Exactly as shown below, retype every line of the data.

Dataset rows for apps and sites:
____

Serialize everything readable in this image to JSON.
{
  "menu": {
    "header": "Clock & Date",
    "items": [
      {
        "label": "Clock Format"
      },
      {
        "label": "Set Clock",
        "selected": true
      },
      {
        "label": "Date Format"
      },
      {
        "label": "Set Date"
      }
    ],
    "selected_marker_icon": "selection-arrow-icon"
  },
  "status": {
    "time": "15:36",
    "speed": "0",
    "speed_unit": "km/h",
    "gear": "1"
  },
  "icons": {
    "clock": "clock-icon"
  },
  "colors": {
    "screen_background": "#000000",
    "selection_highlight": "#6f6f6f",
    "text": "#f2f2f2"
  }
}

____

_TASK RESPONSE_
Serialize everything readable in this image to JSON.
{
  "menu": {
    "header": "Clock & Date",
    "items": [
      {
        "label": "Clock Format"
      },
      {
        "label": "Set Clock",
        "selected": true
      },
      {
        "label": "Date Format"
      },
      {
        "label": "Set Date"
      }
    ],
    "selected_marker_icon": "selection-arrow-icon"
  },
  "status": {
    "time": "15:36",
    "speed": "0",
    "speed_unit": "km/h",
    "gear": "1"
  },
  "icons": {
    "clock": "clock-icon"
  },
  "colors": {
    "screen_background": "#000000",
    "selection_highlight": "#6f6f6f",
    "text": "#f2f2f2"
  }
}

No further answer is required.